*Directions for this task*: Find every line below where the string "JSON" shows up, and copy those lines.

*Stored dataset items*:
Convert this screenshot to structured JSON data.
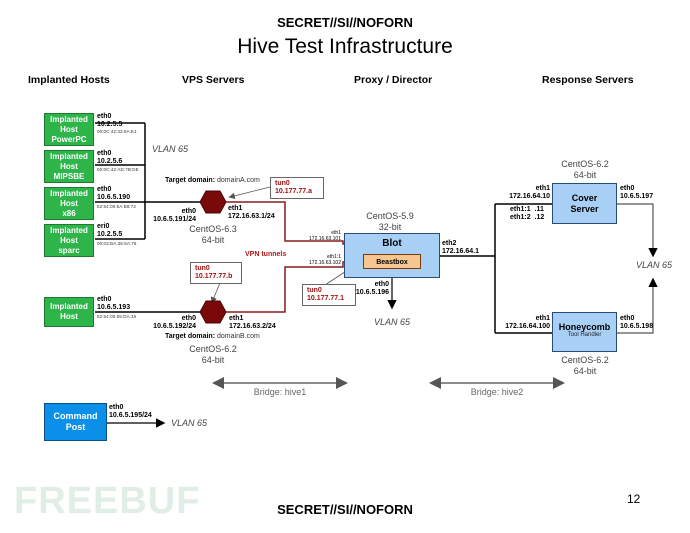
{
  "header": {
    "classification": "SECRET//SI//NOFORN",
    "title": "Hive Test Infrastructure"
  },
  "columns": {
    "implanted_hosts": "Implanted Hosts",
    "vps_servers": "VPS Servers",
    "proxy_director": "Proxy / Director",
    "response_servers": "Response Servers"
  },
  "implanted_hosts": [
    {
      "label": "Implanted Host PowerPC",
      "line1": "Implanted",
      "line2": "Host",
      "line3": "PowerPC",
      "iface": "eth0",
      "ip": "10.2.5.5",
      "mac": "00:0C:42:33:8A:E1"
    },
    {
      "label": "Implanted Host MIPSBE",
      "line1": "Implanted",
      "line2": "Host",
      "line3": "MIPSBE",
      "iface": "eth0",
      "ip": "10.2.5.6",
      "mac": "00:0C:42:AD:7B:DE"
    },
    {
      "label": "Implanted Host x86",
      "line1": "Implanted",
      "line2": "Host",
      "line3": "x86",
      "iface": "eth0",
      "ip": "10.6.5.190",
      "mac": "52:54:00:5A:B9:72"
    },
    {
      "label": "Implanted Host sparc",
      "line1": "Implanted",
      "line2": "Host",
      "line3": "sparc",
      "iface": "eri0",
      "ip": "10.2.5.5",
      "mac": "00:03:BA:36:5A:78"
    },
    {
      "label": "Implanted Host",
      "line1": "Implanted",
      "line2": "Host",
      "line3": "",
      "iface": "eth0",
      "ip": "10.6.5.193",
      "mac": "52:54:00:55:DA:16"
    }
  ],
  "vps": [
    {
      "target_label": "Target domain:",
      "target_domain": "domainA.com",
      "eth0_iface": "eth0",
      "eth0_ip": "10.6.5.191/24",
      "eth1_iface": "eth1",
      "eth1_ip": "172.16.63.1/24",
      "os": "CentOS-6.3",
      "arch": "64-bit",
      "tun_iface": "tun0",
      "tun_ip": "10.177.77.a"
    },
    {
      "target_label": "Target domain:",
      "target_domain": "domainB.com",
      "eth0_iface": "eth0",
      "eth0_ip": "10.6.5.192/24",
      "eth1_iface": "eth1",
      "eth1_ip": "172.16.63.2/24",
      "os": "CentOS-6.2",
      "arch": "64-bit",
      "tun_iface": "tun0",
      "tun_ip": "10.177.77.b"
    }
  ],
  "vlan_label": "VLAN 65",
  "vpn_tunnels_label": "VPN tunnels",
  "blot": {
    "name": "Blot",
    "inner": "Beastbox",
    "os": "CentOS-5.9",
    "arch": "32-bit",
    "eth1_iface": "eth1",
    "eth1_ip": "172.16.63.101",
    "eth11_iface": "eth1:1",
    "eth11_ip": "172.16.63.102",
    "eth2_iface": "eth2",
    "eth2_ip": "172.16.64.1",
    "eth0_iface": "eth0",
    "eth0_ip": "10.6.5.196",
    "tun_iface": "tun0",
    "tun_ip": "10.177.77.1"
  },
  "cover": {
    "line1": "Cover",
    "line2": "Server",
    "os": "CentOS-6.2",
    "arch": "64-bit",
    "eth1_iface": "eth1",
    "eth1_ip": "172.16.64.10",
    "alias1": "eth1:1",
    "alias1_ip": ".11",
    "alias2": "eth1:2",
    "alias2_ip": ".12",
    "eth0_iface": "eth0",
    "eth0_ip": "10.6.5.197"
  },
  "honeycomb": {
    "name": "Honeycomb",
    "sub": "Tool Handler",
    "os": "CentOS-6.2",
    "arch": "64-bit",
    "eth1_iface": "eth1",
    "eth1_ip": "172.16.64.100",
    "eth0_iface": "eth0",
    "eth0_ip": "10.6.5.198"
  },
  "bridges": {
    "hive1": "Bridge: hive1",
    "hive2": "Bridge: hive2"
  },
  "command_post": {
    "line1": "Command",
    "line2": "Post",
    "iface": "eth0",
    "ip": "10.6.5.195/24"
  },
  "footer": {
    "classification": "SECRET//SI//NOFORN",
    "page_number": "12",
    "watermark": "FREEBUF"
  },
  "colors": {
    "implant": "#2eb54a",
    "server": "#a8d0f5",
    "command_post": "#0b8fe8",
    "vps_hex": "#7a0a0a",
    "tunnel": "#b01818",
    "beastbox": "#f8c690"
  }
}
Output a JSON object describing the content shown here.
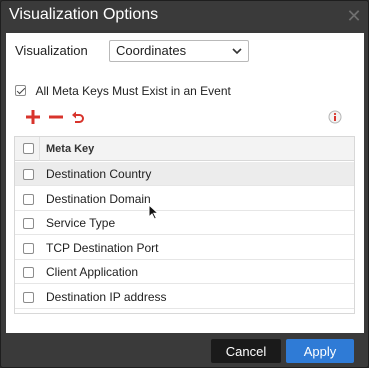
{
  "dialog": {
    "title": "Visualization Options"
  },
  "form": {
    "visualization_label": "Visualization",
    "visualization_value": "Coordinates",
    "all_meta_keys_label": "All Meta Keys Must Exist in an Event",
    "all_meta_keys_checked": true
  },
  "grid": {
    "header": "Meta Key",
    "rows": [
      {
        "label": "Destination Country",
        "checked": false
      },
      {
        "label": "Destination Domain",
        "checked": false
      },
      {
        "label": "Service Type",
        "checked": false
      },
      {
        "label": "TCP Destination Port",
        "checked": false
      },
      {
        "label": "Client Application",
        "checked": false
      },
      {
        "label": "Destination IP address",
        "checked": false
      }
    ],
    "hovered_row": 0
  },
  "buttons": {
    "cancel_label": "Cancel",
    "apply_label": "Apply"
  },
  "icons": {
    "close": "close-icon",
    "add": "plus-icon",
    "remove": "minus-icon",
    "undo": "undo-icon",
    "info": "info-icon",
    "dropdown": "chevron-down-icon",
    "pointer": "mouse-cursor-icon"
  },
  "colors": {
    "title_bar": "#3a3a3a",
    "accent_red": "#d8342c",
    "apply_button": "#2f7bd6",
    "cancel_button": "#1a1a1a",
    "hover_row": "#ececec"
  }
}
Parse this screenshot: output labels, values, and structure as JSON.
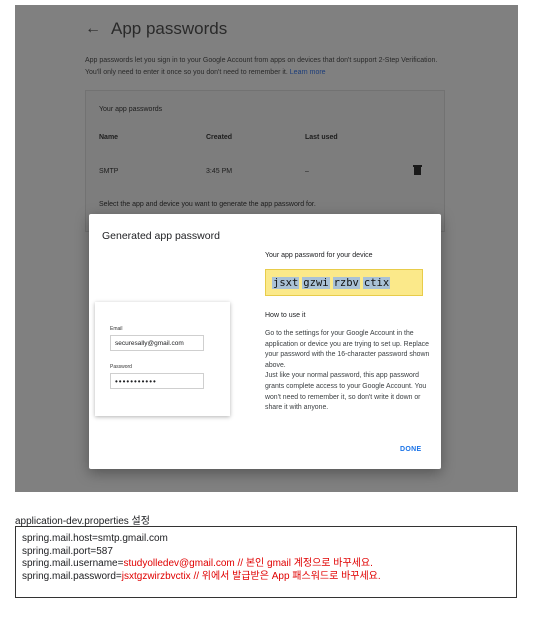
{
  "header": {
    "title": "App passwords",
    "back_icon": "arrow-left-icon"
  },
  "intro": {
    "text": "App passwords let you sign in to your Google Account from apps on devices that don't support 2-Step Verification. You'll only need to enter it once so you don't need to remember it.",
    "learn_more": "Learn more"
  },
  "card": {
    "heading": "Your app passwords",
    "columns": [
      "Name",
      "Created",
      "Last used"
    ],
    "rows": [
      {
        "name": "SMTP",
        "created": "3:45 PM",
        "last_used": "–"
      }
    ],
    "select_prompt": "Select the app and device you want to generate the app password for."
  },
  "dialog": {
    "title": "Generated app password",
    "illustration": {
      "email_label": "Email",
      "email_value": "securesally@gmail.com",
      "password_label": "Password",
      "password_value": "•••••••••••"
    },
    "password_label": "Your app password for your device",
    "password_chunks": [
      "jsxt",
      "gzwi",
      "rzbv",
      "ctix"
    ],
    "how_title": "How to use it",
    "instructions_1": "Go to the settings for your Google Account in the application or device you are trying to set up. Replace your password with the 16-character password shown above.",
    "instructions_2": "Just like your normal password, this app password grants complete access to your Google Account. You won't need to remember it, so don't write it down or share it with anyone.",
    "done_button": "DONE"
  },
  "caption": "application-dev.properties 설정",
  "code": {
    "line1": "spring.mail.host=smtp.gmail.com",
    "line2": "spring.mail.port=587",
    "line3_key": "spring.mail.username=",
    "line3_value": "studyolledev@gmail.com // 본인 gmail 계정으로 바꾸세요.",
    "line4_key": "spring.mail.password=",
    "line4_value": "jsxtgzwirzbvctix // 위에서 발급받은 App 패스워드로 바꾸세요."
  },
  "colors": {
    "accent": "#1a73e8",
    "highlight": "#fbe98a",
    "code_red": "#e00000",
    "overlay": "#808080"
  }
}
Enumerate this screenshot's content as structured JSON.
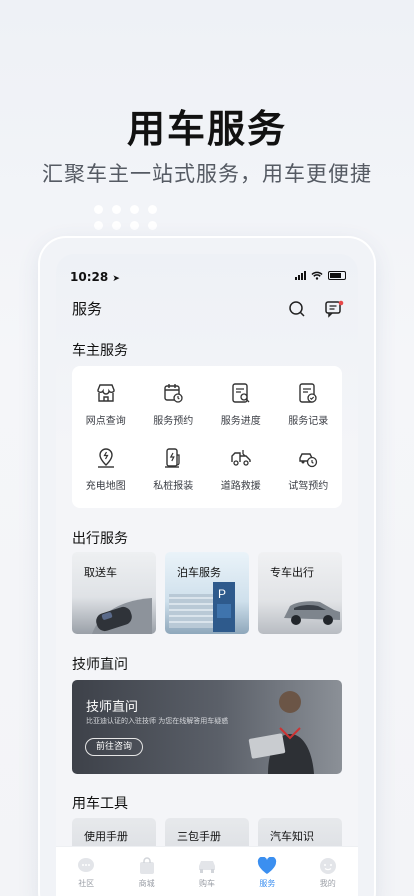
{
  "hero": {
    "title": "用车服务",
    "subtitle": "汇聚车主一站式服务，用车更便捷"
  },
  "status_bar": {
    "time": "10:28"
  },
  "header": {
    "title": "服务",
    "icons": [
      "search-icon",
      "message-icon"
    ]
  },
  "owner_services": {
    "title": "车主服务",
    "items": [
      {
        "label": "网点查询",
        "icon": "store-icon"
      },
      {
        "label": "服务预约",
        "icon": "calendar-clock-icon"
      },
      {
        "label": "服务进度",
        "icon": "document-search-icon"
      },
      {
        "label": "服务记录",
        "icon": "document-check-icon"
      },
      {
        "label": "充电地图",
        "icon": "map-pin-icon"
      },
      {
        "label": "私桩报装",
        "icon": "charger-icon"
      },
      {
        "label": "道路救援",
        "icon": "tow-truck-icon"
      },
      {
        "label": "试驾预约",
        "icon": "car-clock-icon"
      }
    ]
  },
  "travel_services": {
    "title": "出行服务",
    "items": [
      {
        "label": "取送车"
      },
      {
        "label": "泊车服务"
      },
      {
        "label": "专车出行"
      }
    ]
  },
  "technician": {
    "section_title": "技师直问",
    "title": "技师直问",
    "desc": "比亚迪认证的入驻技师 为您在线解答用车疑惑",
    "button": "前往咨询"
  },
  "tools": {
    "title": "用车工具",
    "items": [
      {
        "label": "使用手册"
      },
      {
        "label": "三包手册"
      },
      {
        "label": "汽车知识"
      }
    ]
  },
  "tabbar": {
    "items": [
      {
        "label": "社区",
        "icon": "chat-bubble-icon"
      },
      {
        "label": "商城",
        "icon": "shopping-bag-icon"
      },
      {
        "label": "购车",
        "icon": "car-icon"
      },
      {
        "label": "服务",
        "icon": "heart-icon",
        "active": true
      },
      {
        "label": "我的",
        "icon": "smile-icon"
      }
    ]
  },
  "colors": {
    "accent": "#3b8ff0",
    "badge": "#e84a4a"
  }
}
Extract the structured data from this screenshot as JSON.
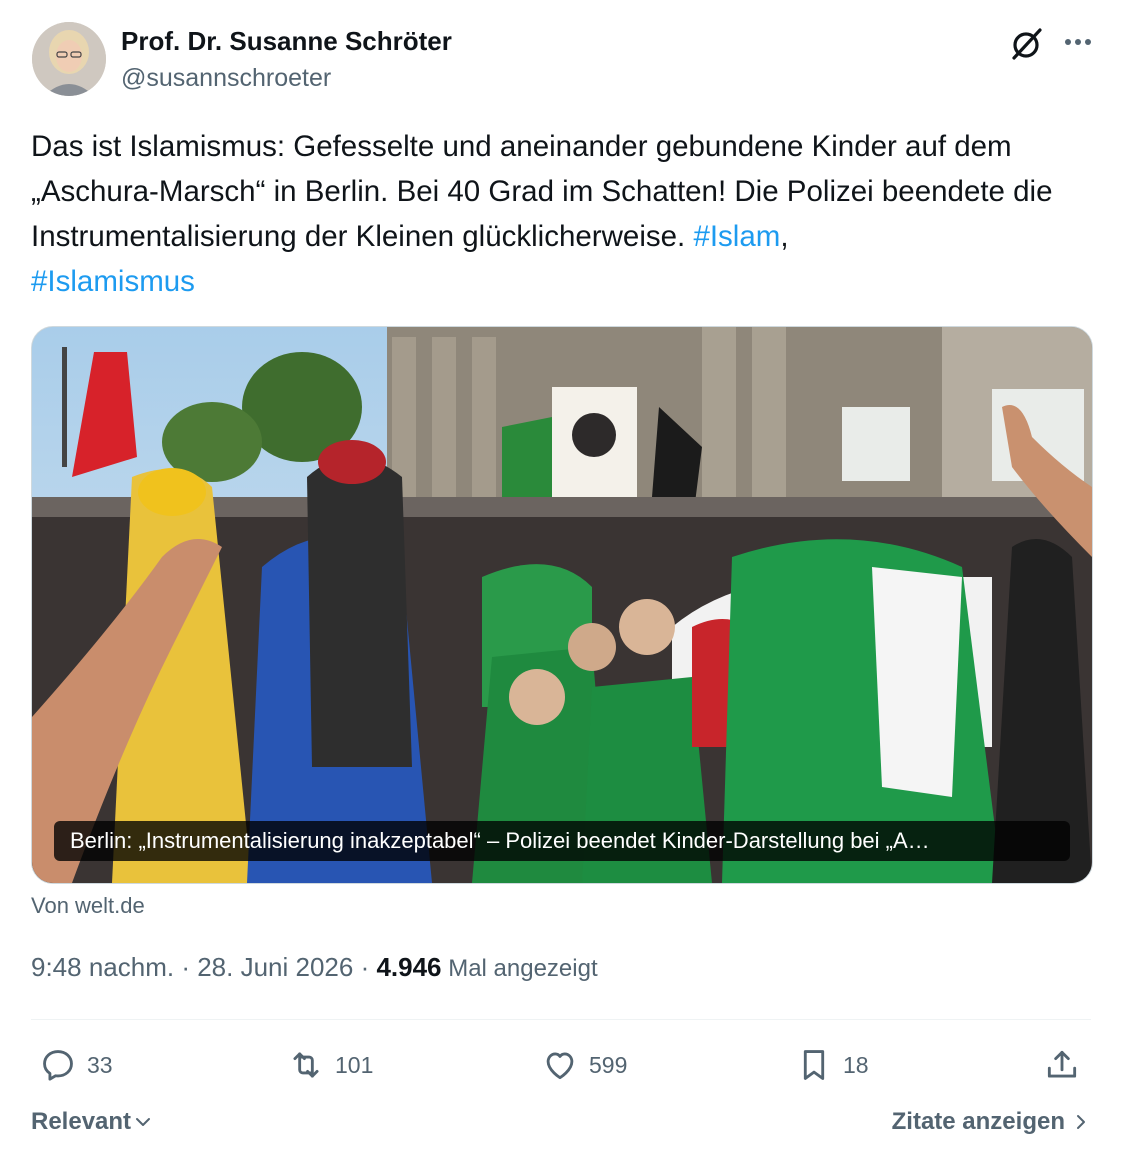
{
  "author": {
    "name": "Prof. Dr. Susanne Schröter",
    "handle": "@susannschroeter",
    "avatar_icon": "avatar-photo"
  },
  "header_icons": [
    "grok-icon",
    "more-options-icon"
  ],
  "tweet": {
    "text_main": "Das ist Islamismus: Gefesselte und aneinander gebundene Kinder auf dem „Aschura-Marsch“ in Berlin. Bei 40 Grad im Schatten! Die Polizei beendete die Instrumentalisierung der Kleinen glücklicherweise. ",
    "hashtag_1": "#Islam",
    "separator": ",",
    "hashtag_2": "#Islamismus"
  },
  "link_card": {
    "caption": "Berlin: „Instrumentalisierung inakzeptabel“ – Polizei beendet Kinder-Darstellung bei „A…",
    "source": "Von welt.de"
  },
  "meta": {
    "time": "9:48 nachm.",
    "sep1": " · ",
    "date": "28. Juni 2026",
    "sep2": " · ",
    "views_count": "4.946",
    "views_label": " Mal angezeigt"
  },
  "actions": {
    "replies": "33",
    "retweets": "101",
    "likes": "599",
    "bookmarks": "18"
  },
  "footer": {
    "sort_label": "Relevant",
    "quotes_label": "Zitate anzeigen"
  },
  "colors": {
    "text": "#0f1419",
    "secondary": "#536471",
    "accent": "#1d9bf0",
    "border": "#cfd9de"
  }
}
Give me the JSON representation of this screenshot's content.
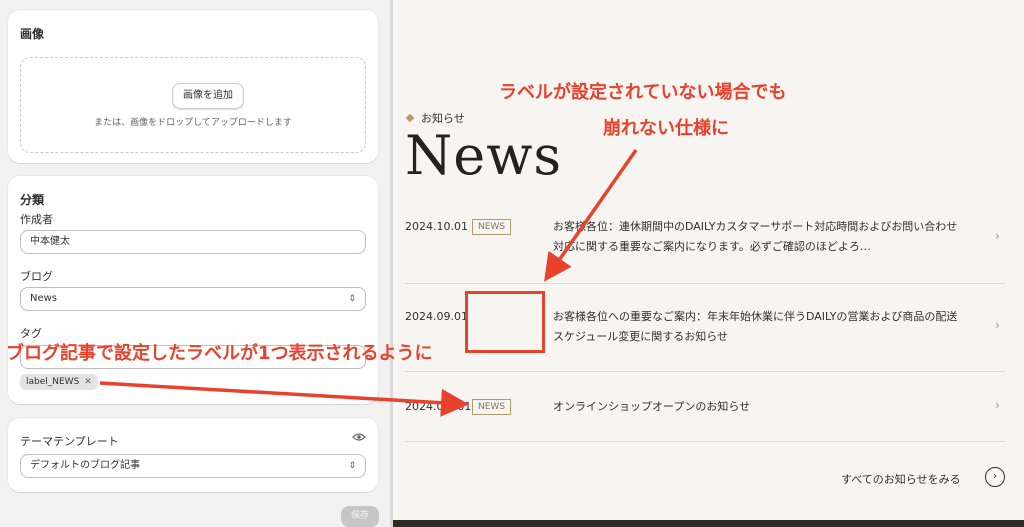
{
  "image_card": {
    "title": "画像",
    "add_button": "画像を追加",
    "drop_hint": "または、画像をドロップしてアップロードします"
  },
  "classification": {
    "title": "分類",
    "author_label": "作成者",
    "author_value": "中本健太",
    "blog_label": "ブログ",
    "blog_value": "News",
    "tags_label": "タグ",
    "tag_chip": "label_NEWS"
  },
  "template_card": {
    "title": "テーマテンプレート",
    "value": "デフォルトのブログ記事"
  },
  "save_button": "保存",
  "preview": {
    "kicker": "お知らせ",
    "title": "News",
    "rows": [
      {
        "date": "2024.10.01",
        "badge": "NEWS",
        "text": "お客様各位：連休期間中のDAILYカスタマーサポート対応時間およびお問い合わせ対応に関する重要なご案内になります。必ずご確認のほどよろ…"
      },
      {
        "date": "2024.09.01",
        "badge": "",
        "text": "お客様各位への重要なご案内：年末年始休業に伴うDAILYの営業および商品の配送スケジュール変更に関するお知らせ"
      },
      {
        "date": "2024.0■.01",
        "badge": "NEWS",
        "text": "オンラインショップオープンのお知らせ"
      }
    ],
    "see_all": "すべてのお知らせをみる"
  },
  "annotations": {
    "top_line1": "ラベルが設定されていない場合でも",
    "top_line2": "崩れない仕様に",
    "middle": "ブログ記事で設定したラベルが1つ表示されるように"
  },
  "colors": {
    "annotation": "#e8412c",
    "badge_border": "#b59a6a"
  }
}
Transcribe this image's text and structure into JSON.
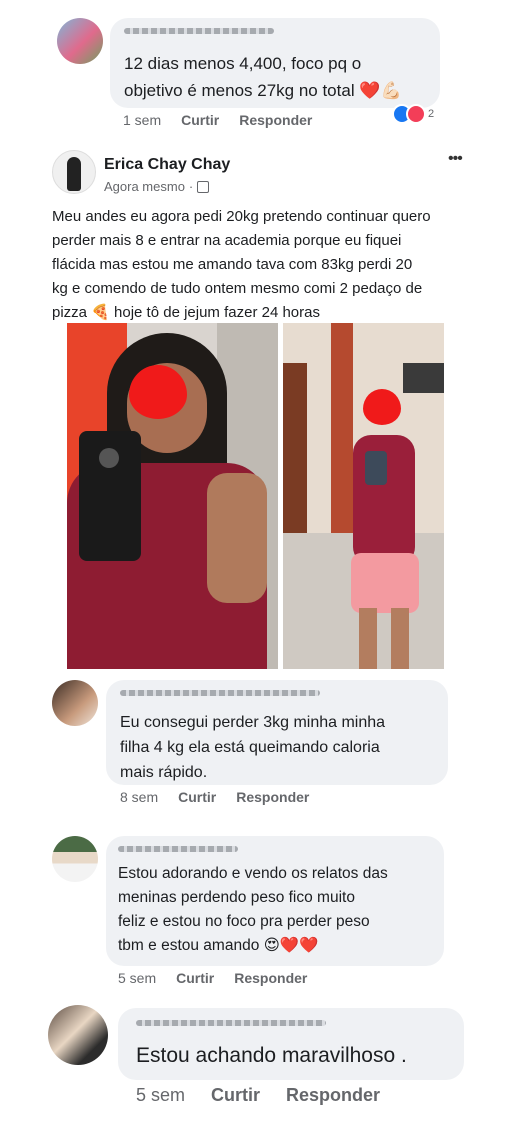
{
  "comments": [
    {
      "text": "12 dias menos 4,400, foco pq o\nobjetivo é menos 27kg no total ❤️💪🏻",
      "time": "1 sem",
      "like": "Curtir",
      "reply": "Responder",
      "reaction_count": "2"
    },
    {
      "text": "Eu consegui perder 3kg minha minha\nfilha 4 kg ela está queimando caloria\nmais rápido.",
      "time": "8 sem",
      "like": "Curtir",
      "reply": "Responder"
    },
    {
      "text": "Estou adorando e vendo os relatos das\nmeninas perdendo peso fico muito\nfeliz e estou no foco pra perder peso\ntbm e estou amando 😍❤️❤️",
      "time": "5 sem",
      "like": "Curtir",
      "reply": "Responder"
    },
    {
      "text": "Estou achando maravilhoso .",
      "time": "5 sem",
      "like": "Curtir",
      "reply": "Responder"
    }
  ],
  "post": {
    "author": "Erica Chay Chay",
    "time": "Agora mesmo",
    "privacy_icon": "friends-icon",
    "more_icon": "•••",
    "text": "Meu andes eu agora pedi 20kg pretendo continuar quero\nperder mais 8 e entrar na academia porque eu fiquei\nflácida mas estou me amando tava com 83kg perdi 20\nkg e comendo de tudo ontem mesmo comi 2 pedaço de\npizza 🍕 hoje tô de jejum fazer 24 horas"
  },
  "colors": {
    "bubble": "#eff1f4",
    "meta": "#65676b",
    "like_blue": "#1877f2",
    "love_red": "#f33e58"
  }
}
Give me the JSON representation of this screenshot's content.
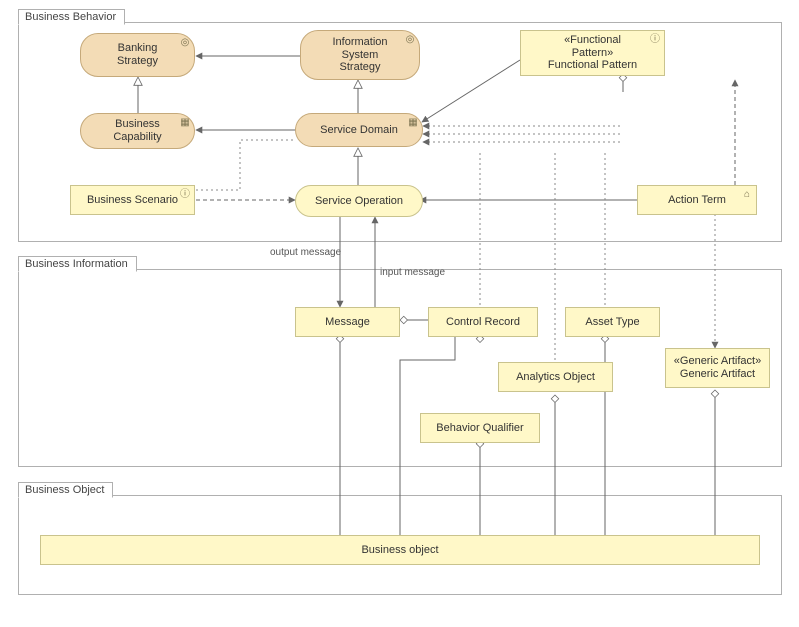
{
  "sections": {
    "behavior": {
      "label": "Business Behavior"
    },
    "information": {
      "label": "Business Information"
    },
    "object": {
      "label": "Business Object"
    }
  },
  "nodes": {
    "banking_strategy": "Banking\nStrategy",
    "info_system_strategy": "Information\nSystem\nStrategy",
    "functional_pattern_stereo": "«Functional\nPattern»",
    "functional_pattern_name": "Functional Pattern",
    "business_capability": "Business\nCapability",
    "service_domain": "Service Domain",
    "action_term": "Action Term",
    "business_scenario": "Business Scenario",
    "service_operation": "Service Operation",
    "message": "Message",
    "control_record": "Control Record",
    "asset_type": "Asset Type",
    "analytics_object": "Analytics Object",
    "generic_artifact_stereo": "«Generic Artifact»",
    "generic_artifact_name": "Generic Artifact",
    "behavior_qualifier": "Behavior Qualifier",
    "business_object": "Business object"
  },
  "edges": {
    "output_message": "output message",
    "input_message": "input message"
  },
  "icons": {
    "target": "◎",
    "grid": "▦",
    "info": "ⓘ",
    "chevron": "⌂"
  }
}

*Task result*:
Convert this screenshot to structured JSON data.
Output a JSON object describing the content shown here.
Parse this screenshot: output labels, values, and structure as JSON.
Enumerate this screenshot's content as structured JSON.
Extract the structured data from this screenshot as JSON.
Give me the JSON representation of this screenshot's content.
Transcribe this image's text and structure into JSON.
Give me the JSON representation of this screenshot's content.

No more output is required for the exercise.